### YOUR OBJECTIVE
Please reproduce each line of the data below exactly as shown.

### RECORDS SHOWN
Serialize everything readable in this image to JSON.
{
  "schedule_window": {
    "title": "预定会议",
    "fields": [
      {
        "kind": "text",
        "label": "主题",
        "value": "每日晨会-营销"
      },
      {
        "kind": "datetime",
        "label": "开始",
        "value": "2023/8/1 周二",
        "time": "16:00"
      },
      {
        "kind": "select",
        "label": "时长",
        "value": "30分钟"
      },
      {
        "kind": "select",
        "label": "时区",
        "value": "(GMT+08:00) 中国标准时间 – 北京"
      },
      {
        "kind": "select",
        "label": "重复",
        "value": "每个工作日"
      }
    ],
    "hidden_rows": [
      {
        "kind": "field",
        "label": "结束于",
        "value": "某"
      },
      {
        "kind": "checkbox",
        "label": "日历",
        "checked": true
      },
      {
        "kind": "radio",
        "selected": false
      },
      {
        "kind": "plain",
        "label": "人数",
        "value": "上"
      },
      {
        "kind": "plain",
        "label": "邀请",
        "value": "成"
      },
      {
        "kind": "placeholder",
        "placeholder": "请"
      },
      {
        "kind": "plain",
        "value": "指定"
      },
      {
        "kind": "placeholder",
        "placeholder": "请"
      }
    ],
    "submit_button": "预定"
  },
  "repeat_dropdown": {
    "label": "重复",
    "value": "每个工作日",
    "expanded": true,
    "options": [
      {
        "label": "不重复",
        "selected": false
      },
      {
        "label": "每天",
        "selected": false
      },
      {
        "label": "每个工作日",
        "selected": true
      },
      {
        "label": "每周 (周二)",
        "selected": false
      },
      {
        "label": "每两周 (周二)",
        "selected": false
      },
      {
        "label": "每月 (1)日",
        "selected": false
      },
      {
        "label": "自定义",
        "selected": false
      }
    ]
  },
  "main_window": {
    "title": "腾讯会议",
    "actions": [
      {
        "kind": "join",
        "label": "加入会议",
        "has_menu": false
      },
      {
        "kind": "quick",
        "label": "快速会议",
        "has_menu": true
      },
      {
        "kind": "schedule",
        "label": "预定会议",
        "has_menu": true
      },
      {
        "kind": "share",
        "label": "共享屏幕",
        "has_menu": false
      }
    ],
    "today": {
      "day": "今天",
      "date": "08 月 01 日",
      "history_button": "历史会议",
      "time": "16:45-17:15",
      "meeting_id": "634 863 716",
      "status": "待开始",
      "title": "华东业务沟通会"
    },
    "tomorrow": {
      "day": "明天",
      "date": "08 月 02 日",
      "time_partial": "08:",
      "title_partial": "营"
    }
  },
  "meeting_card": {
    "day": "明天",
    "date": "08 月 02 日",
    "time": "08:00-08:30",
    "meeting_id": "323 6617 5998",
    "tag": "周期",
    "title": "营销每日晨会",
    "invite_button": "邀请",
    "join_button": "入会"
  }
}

### WRITTEN RESPONSE
Serialize everything readable in this image to JSON.
{
  "schedule_window": {
    "title": "预定会议",
    "fields": [
      {
        "kind": "text",
        "label": "主题",
        "value": "每日晨会-营销"
      },
      {
        "kind": "datetime",
        "label": "开始",
        "value": "2023/8/1 周二",
        "time": "16:00"
      },
      {
        "kind": "select",
        "label": "时长",
        "value": "30分钟"
      },
      {
        "kind": "select",
        "label": "时区",
        "value": "(GMT+08:00) 中国标准时间 – 北京"
      },
      {
        "kind": "select",
        "label": "重复",
        "value": "每个工作日"
      }
    ],
    "hidden_rows": [
      {
        "kind": "field",
        "label": "结束于",
        "value": "某"
      },
      {
        "kind": "checkbox",
        "label": "日历",
        "checked": true
      },
      {
        "kind": "radio",
        "selected": false
      },
      {
        "kind": "plain",
        "label": "人数",
        "value": "上"
      },
      {
        "kind": "plain",
        "label": "邀请",
        "value": "成"
      },
      {
        "kind": "placeholder",
        "placeholder": "请"
      },
      {
        "kind": "plain",
        "value": "指定"
      },
      {
        "kind": "placeholder",
        "placeholder": "请"
      }
    ],
    "submit_button": "预定"
  },
  "repeat_dropdown": {
    "label": "重复",
    "value": "每个工作日",
    "expanded": true,
    "options": [
      {
        "label": "不重复",
        "selected": false
      },
      {
        "label": "每天",
        "selected": false
      },
      {
        "label": "每个工作日",
        "selected": true
      },
      {
        "label": "每周 (周二)",
        "selected": false
      },
      {
        "label": "每两周 (周二)",
        "selected": false
      },
      {
        "label": "每月 (1)日",
        "selected": false
      },
      {
        "label": "自定义",
        "selected": false
      }
    ]
  },
  "main_window": {
    "title": "腾讯会议",
    "actions": [
      {
        "kind": "join",
        "label": "加入会议",
        "has_menu": false
      },
      {
        "kind": "quick",
        "label": "快速会议",
        "has_menu": true
      },
      {
        "kind": "schedule",
        "label": "预定会议",
        "has_menu": true
      },
      {
        "kind": "share",
        "label": "共享屏幕",
        "has_menu": false
      }
    ],
    "today": {
      "day": "今天",
      "date": "08 月 01 日",
      "history_button": "历史会议",
      "time": "16:45-17:15",
      "meeting_id": "634 863 716",
      "status": "待开始",
      "title": "华东业务沟通会"
    },
    "tomorrow": {
      "day": "明天",
      "date": "08 月 02 日",
      "time_partial": "08:",
      "title_partial": "营"
    }
  },
  "meeting_card": {
    "day": "明天",
    "date": "08 月 02 日",
    "time": "08:00-08:30",
    "meeting_id": "323 6617 5998",
    "tag": "周期",
    "title": "营销每日晨会",
    "invite_button": "邀请",
    "join_button": "入会"
  }
}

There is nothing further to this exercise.